New study shows aklylating DNA damage stimulates regulated necrotic cell death
Researchers at the Leonard and Madlyn Abramson Family Cancer Research Institute at the University of Pennsylvania have found a second way by which chemotherapeutic agents can kill cancer cells. The finding – which will appear online and ahead of print in the June 1st edition of the journal Genes & Development – represents an important advance in understanding how and why some cancer cells die and others do not in response to existing chemotherapy. The results suggest the possibility that targeted therapies can be developed which will force cancer cells to die before they can grow into tumors.
"This finding shows, for the first time, that cancer cells are unusually sensitive to dying by necrosis, when their ability to metabolize glucose is blocked," said Craig Thompson, MD, Principal Investigator of the study and Scientific Director of the Abramson Family Cancer Research Institute (AFCRI). "Up until now, research has focused on finding ways to program cancer cells to die through apoptosis – a very regulated, orderly form of cell death that does not trigger an immune response.
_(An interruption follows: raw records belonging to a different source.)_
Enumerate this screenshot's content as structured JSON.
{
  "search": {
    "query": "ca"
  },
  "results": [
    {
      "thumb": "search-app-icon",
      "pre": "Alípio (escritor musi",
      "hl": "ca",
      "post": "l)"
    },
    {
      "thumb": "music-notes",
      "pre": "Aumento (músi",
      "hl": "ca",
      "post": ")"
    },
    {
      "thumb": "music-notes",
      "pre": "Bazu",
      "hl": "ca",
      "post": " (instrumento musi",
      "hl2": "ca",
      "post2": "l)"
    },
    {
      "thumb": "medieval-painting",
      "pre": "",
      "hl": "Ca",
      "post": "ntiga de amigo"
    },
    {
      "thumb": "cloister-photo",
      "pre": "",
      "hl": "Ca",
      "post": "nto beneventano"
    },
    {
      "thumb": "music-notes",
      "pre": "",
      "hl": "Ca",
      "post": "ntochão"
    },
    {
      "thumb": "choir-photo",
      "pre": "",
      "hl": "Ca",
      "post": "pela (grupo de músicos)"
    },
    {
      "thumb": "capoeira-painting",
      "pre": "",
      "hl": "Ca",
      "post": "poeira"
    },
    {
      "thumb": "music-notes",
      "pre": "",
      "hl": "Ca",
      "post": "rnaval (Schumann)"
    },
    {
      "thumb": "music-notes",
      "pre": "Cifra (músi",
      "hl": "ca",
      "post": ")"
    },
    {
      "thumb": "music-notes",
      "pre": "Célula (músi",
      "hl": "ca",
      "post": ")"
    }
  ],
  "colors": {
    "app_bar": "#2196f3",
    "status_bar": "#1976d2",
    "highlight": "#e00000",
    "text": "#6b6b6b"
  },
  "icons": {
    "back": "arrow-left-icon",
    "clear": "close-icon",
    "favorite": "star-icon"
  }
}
Now, we know that cancer cells can be forced to die, suddenly, through necrosis. If we can harness this method, which does trigger an immune response, then, the door will be opened to a whole new and less toxic way to treat cancer."
Using fragment-based approaches to discover new antibiotics
21.06.2018 | SLAS (Society for Laboratory Automation and Screening)
Scientists learn more about how gene linked to autism affects brain
19.06.2018 | Cincinnati Children's Hospital Medical Center
In a recent publication in the renowned journal Optica, scientists of Leibniz-Institute of Photonic Technology (Leibniz IPHT) in Jena showed that they can accurately control the optical properties of liquid-core fiber lasers and therefore their spectral band width by temperature and pressure tuning.
Already last year, the researchers provided experimental proof of a new dynamic of hybrid solitons– temporally and spectrally stationary light waves resulting...
Scientists from the University of Freiburg and the University of Basel identified a master regulator for bone regeneration. Prasad Shastri, Professor of...
Moving into its fourth decade, AchemAsia is setting out for new horizons: The International Expo and Innovation Forum for Sustainable Chemical Production will take place from 21-23 May 2019 in Shanghai, China. With an updated event profile, the eleventh edition focusses on topics that are especially relevant for the Chinese process industry, putting a strong emphasis on sustainability and innovation.
Founded in 1989 as a spin-off of ACHEMA to cater to the needs of China’s then developing industry, AchemAsia has since grown into a platform where the latest...
The BMBF-funded OWICELLS project was successfully completed with a final presentation at the BMW plant in Munich. The presentation demonstrated a Li-Fi communication with a mobile robot, while the robot carried out usual production processes (welding, moving and testing parts) in a 5x5m² production cell. The robust, optical wireless transmission is based on spatial diversity; in other words, data is sent and received simultaneously by several LEDs and several photodiodes. The system can transmit data at more than 100 Mbit/s and five milliseconds latency.
Modern production technologies in the automobile industry must become more flexible in order to fulfil individual customer requirements.
An international team of scientists has discovered a new way to transfer image information through multimodal fibers with almost no distortion - even if the fiber is bent. The results of the study, to which scientist from the Leibniz-Institute of Photonic Technology Jena (Leibniz IPHT) contributed, were published on 6thJune in the highly-cited journal Physical Review Letters.
Endoscopes allow doctors to see into a patient’s body like through a keyhole. Typically, the images are transmitted via a bundle of several hundreds of optical...
13.06.2018 | Event News
08.06.2018 | Event News
05.06.2018 | Event News
21.06.2018 | Earth Sciences
21.06.2018 | Life Sciences
21.06.2018 | Earth Sciences